Items from a data source:

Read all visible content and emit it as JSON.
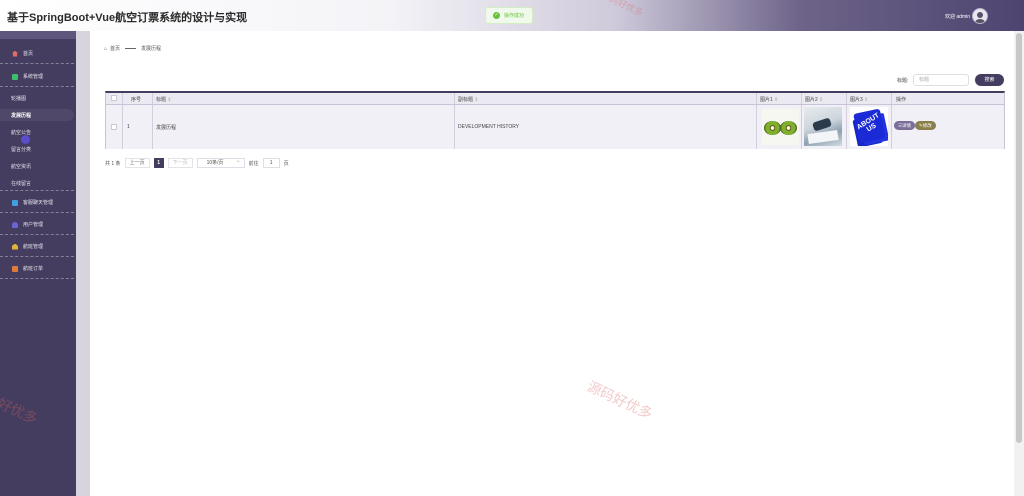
{
  "header": {
    "title": "基于SpringBoot+Vue航空订票系统的设计与实现",
    "toast": "操作成功",
    "welcome": "欢迎 admin"
  },
  "sidebar": {
    "items": [
      {
        "label": "首页",
        "icon": "home-icon",
        "color": "#e06a6a"
      },
      {
        "label": "系统管理",
        "icon": "system-icon",
        "color": "#3bbf6a"
      },
      {
        "label": "客服聊天管理",
        "icon": "chat-icon",
        "color": "#3ea0e0"
      },
      {
        "label": "用户管理",
        "icon": "user-icon",
        "color": "#6a64d6"
      },
      {
        "label": "航班管理",
        "icon": "flight-icon",
        "color": "#e0b43a"
      },
      {
        "label": "航班订单",
        "icon": "order-icon",
        "color": "#e07a3a"
      }
    ],
    "sub_items": [
      {
        "label": "轮播图"
      },
      {
        "label": "发展历程"
      },
      {
        "label": "航空公告"
      },
      {
        "label": "留言分类"
      },
      {
        "label": "航空资讯"
      },
      {
        "label": "在线留言"
      }
    ]
  },
  "breadcrumb": {
    "home": "首页",
    "current": "发展历程"
  },
  "search": {
    "label": "标题:",
    "placeholder": "标题",
    "button": "搜索"
  },
  "table": {
    "headers": {
      "index": "序号",
      "title": "标题",
      "subtitle": "副标题",
      "image1": "图片1",
      "image2": "图片2",
      "image3": "图片3",
      "actions": "操作"
    },
    "sort_icon": "⇕",
    "rows": [
      {
        "index": "1",
        "title": "发展历程",
        "subtitle": "DEVELOPMENT HISTORY",
        "image3_text": "ABOUT US"
      }
    ],
    "buttons": {
      "detail": "详情",
      "edit": "修改"
    }
  },
  "pagination": {
    "total": "共 1 条",
    "prev": "上一页",
    "current": "1",
    "next": "下一页",
    "page_size": "10条/页",
    "goto_label": "前往",
    "goto_value": "1",
    "page_suffix": "页"
  },
  "watermark": "源码好优多",
  "colors": {
    "primary": "#443d5f",
    "success": "#67c23a"
  }
}
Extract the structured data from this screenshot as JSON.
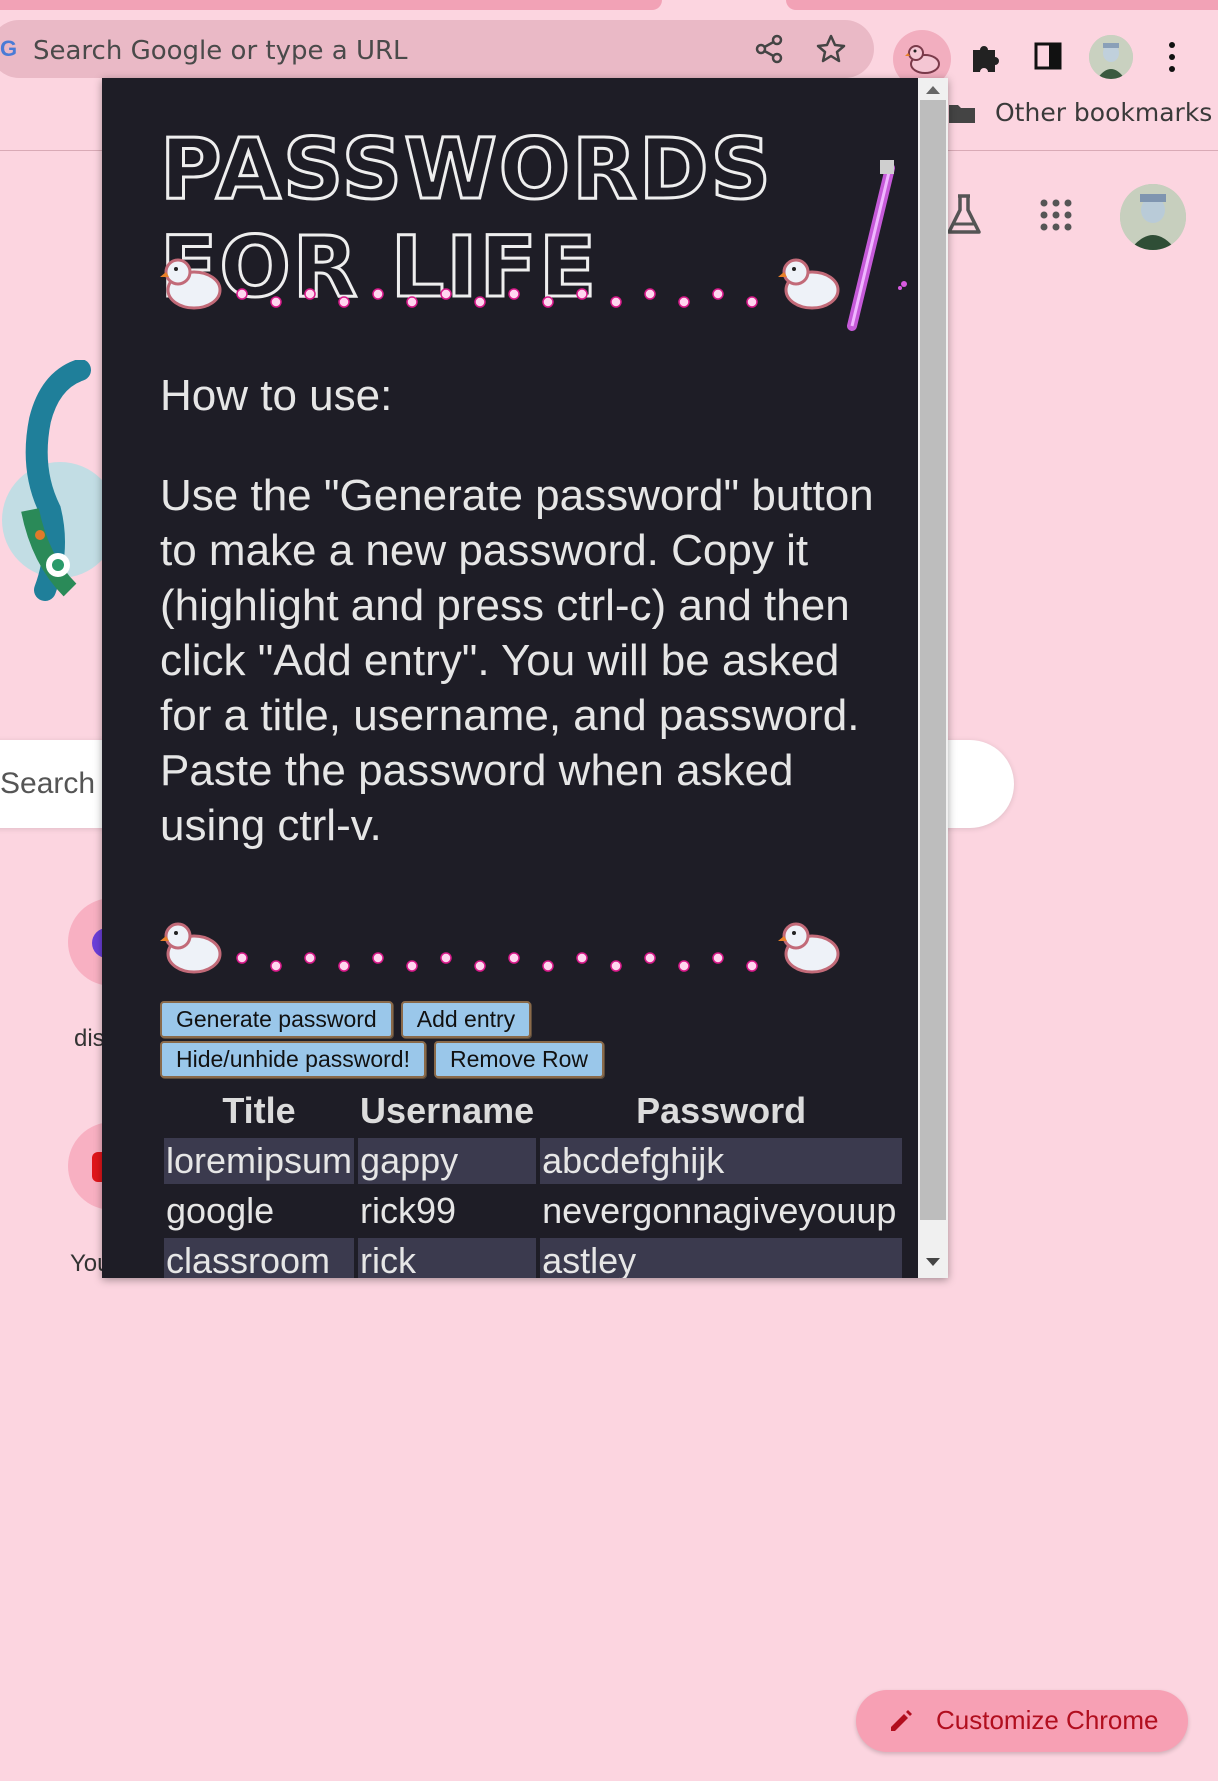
{
  "browser": {
    "omnibox_placeholder": "Search Google or type a URL",
    "bookmarks": {
      "other_label": "Other bookmarks"
    }
  },
  "ntp": {
    "search_placeholder": "Search",
    "shortcuts": [
      {
        "label": "dis"
      },
      {
        "label": "You"
      }
    ],
    "customize_label": "Customize Chrome"
  },
  "popup": {
    "title": "PASSWORDS FOR LIFE",
    "howto_heading": "How to use:",
    "instructions": "Use the \"Generate password\" button to make a new password. Copy it (highlight and press ctrl-c) and then click \"Add entry\". You will be asked for a title, username, and password. Paste the password when asked using ctrl-v.",
    "buttons": {
      "generate": "Generate password",
      "add": "Add entry",
      "hide": "Hide/unhide password!",
      "remove": "Remove Row"
    },
    "table": {
      "headers": [
        "Title",
        "Username",
        "Password"
      ],
      "rows": [
        [
          "loremipsum",
          "gappy",
          "abcdefghijk"
        ],
        [
          "google",
          "rick99",
          "nevergonnagiveyouup"
        ],
        [
          "classroom",
          "rick",
          "astley"
        ]
      ]
    }
  },
  "colors": {
    "page_bg": "#fcd5e0",
    "popup_bg": "#1e1d26",
    "button_bg": "#9ac7ea",
    "accent_red": "#b10e1e"
  }
}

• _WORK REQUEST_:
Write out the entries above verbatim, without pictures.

• _THE ANSWER_:
Read all visible content and emit it as JSON.
{
  "header": {
    "title": "基于SpringBoot+Vue航空订票系统的设计与实现",
    "toast": "操作成功",
    "welcome": "欢迎 admin"
  },
  "sidebar": {
    "items": [
      {
        "label": "首页",
        "icon": "home-icon",
        "color": "#e06a6a"
      },
      {
        "label": "系统管理",
        "icon": "system-icon",
        "color": "#3bbf6a"
      },
      {
        "label": "客服聊天管理",
        "icon": "chat-icon",
        "color": "#3ea0e0"
      },
      {
        "label": "用户管理",
        "icon": "user-icon",
        "color": "#6a64d6"
      },
      {
        "label": "航班管理",
        "icon": "flight-icon",
        "color": "#e0b43a"
      },
      {
        "label": "航班订单",
        "icon": "order-icon",
        "color": "#e07a3a"
      }
    ],
    "sub_items": [
      {
        "label": "轮播图"
      },
      {
        "label": "发展历程"
      },
      {
        "label": "航空公告"
      },
      {
        "label": "留言分类"
      },
      {
        "label": "航空资讯"
      },
      {
        "label": "在线留言"
      }
    ]
  },
  "breadcrumb": {
    "home": "首页",
    "current": "发展历程"
  },
  "search": {
    "label": "标题:",
    "placeholder": "标题",
    "button": "搜索"
  },
  "table": {
    "headers": {
      "index": "序号",
      "title": "标题",
      "subtitle": "副标题",
      "image1": "图片1",
      "image2": "图片2",
      "image3": "图片3",
      "actions": "操作"
    },
    "sort_icon": "⇕",
    "rows": [
      {
        "index": "1",
        "title": "发展历程",
        "subtitle": "DEVELOPMENT HISTORY",
        "image3_text": "ABOUT US"
      }
    ],
    "buttons": {
      "detail": "详情",
      "edit": "修改"
    }
  },
  "pagination": {
    "total": "共 1 条",
    "prev": "上一页",
    "current": "1",
    "next": "下一页",
    "page_size": "10条/页",
    "goto_label": "前往",
    "goto_value": "1",
    "page_suffix": "页"
  },
  "watermark": "源码好优多",
  "colors": {
    "primary": "#443d5f",
    "success": "#67c23a"
  }
}
Extract the structured data from this screenshot as JSON.
{
  "browser": {
    "omnibox_placeholder": "Search Google or type a URL",
    "bookmarks": {
      "other_label": "Other bookmarks"
    }
  },
  "ntp": {
    "search_placeholder": "Search",
    "shortcuts": [
      {
        "label": "dis"
      },
      {
        "label": "You"
      }
    ],
    "customize_label": "Customize Chrome"
  },
  "popup": {
    "title": "PASSWORDS FOR LIFE",
    "howto_heading": "How to use:",
    "instructions": "Use the \"Generate password\" button to make a new password. Copy it (highlight and press ctrl-c) and then click \"Add entry\". You will be asked for a title, username, and password. Paste the password when asked using ctrl-v.",
    "buttons": {
      "generate": "Generate password",
      "add": "Add entry",
      "hide": "Hide/unhide password!",
      "remove": "Remove Row"
    },
    "table": {
      "headers": [
        "Title",
        "Username",
        "Password"
      ],
      "rows": [
        [
          "loremipsum",
          "gappy",
          "abcdefghijk"
        ],
        [
          "google",
          "rick99",
          "nevergonnagiveyouup"
        ],
        [
          "classroom",
          "rick",
          "astley"
        ]
      ]
    }
  },
  "colors": {
    "page_bg": "#fcd5e0",
    "popup_bg": "#1e1d26",
    "button_bg": "#9ac7ea",
    "accent_red": "#b10e1e"
  }
}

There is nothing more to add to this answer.